4. The trial judge, in our opinion, correctly treated the case of Russo v. Enterprise Realty Co., 347 Mass. 655 (1964), as inapplicable to the 1970 contract now before us. See ruling (8), supra. That document was a carefully drawn, integrated instrument made by a public authority to carry out an urban renewal project, in part at least supported with public funds. The instrument indicates effort to express all the obligations of each party. It was carried out by the 1970 (quitclaim) deed. No 1970 instrument contains any explicit undertaking by the Authority with respect to the completeness of the bulkhead. The precise location of the substantially completed bulkhead was obvious on the ground before the 1970 instruments were executed. Plans in evidence show that at its northern end the bulkhead curved to the west into Lot C for a significant distance (just south of the submerged portion of Lot C), a very clear indication that the bulkhead was not to be extended further. The principles stated in Stop & Shop, Inc. v. Ganem, 347 Mass. 697 , 701 (1964), against the extension of covenants "by implication unless the implication is clear and undoubted" should control interpretation of the 1970 instruments. See Thomas v. Christensen, 12 Mass. App. Ct. 169 , 176-177 (1981); Restatement (Second) of Contracts, Sections 204, 209, 211-213 (1979). The indication in this case of any obligation is much less explicit and the whole situation much less clear than that which led to the implication of a possible easement in Case v. Morrisette, 475 F.2d 1300, 1311-1314 (D.C. Cir. 1973).
5. The trial judge correctly concluded that, in the circumstances, the Authority had assumed no obligations beyond those expressly stated in the
1970 deed; that there was no "mispresentation" by the Authority; and that the "exact footage . . . along the bulkhead was not a material inducement" to R & D's purchase of Lot C. There was no basis for specific performance and no breach of contract for which an award of damages need be made.
[Note 1] The city of New Bedford.
[Note 2] R & D formerly was known as D & R Realty Corp. To minimize confusion, the corporation is referred to as R & D throughout this opinion, although the change of name was not suggested to the Superior Court until August 26, 1980.
[Note 3] The trial judge found this to be the date of the 1970 contract.

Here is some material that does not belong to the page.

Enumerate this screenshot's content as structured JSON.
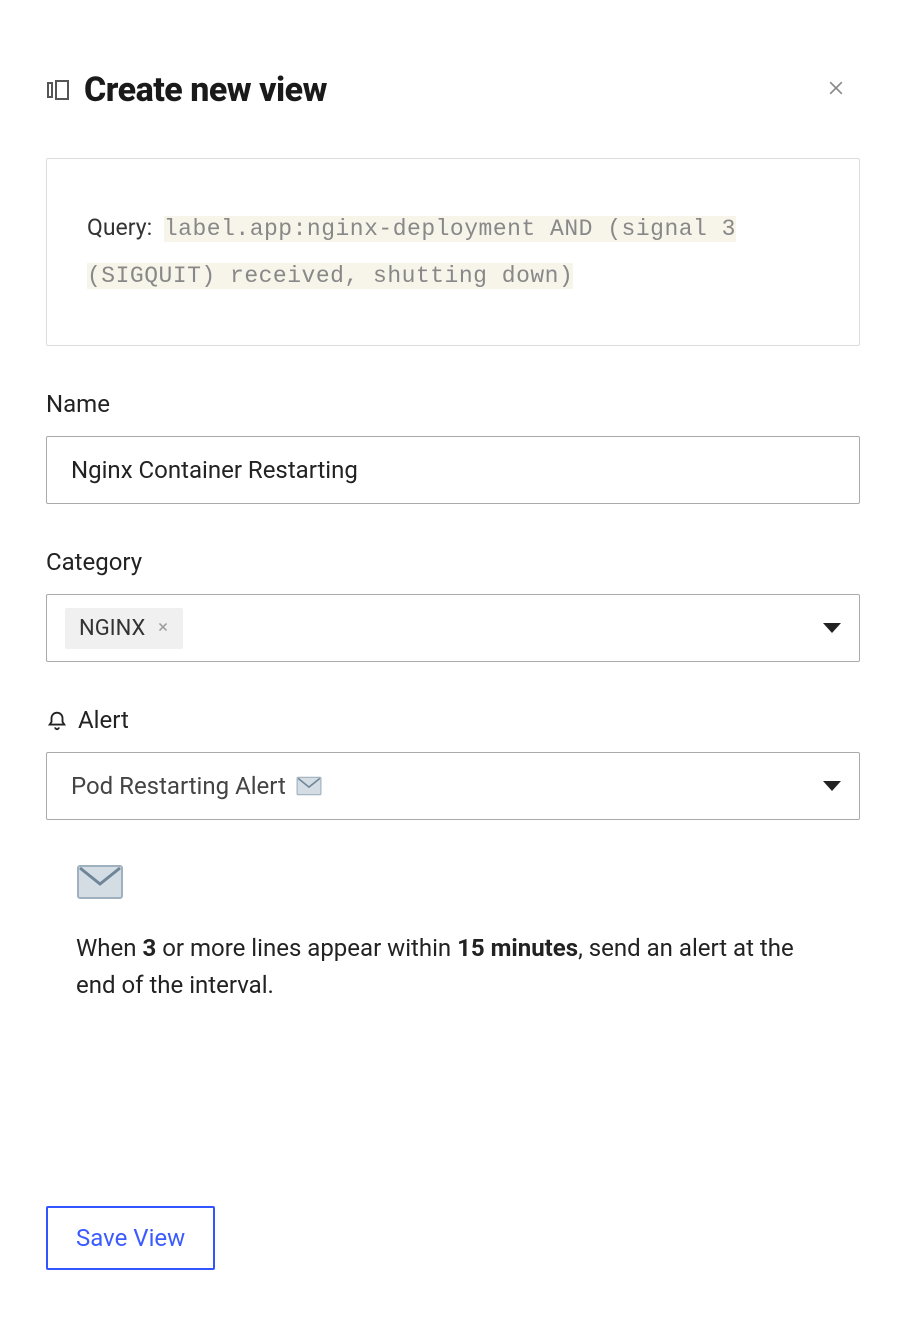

The copy of the contract in the exhibits appendix shows that the date was December 18, 1969. The parties do not comment on this, so we assume that the date of execution of the contract is immaterial.